◆ TASK TO CARRY OUT: Search the entries for the word "Attendance". Copy every line that holds it.

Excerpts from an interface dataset
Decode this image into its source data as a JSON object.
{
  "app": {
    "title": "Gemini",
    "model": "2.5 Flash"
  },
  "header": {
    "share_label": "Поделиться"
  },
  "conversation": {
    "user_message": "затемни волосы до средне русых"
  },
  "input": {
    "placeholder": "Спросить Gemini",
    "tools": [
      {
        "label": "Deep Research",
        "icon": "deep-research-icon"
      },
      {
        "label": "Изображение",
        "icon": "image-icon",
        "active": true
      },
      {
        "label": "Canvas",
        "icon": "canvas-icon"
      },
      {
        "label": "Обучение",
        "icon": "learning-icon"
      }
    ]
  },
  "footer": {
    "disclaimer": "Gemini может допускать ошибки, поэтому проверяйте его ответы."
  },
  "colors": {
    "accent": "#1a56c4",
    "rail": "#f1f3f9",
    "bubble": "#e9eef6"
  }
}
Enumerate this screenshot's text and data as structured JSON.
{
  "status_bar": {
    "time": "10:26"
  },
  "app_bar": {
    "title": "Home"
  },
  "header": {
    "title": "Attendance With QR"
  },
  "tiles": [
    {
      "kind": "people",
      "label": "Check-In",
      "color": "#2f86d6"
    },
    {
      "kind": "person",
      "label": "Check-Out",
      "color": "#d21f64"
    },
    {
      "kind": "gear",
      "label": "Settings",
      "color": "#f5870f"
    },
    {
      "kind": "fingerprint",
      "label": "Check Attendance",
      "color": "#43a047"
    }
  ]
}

◆ ANSWER BELOW:
    "title": "Attendance With QR"
      "label": "Check Attendance",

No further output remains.